I am not completely sold on that idea, though. I do feel the early issues of The Unwritten were something worthwhile. The writing there was worth reading as the early issues had more to them narrative-wise. The surprise and energy of the high concept did have a large effect on my enthusiasm, though. That’s what kept me reading. That’s what kept me talking and praising.


When it all died down, though, The Unwritten just did not have the backup quality to ensure my continued interest. The writing was not all there, and the investment it put into its high concept just did not pay off to keep me buying for the entire series run.


I feel that’s the threat of the high concept: that they can easily get in the way of a writer actually writing a strong story. It seems like an author could easily forget to check for all the elements a strong narrative requires and instead piggy back on the premise.


In a world where “independent” comics continually strive for the next big high concept gold mine, trying harder and harder to appear more mainstream, you can see where this threat of the high concept could appear worrisome. Writers looking to take this approach need to realize that the premise alone will not keep your narrative strong. The other elements are need; the other elements make the story strong and memorable in the end.


The lack of the other elements is why I am dropping The Unwritten.

Alec blogs about comic books for PopMatters. He also writes for The Daily Athenaeum as well as co-hosts The Chemical Box and Matinee Idles podcasts. More? alec reads comics | @Alec_Berry


discussion by

Comments
Now on PopMatters
PM Picks
Announcements

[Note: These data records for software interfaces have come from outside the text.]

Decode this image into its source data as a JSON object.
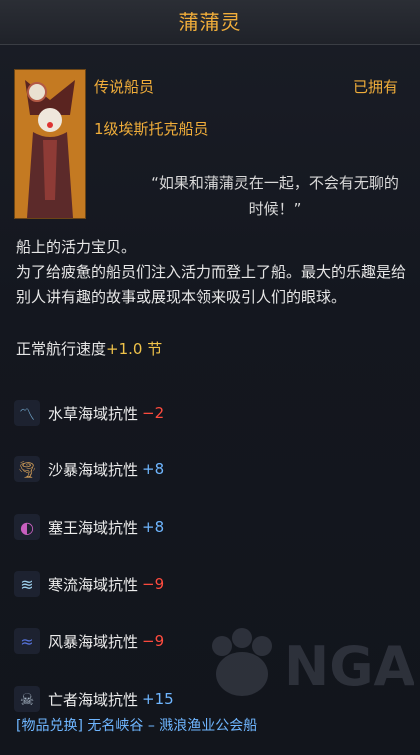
{
  "title": "蒲蒲灵",
  "grade": "传说船员",
  "owned": "已拥有",
  "rank": "1级埃斯托克船员",
  "quote": "“如果和蒲蒲灵在一起，不会有无聊的时候！”",
  "description": [
    "船上的活力宝贝。",
    "为了给疲惫的船员们注入活力而登上了船。最大的乐趣是给别人讲有趣的故事或展现本领来吸引人们的眼球。"
  ],
  "speed": {
    "label": "正常航行速度",
    "value": "+1.0 节"
  },
  "resistances": [
    {
      "label": "水草海域抗性",
      "value": "−2",
      "sign": "neg",
      "icon": "seaweed-icon",
      "color": "#6fa3c8"
    },
    {
      "label": "沙暴海域抗性",
      "value": "+8",
      "sign": "pos",
      "icon": "sandstorm-icon",
      "color": "#d9a35a"
    },
    {
      "label": "塞王海域抗性",
      "value": "+8",
      "sign": "pos",
      "icon": "siren-icon",
      "color": "#c75fbf"
    },
    {
      "label": "寒流海域抗性",
      "value": "−9",
      "sign": "neg",
      "icon": "coldcurrent-icon",
      "color": "#9fd2ef"
    },
    {
      "label": "风暴海域抗性",
      "value": "−9",
      "sign": "neg",
      "icon": "storm-icon",
      "color": "#5570d6"
    },
    {
      "label": "亡者海域抗性",
      "value": "+15",
      "sign": "pos",
      "icon": "dead-sea-icon",
      "color": "#a9b7c6"
    }
  ],
  "footer": "[物品兑换] 无名峡谷 – 溅浪渔业公会船",
  "watermark": "NGA"
}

© 1999-2014 PopMatters.com. All rights reserved.
PopMatters.com™ and PopMatters™ are trademarks
of PopMatters Media, Inc.

PopMatters is wholly independently owned and operated.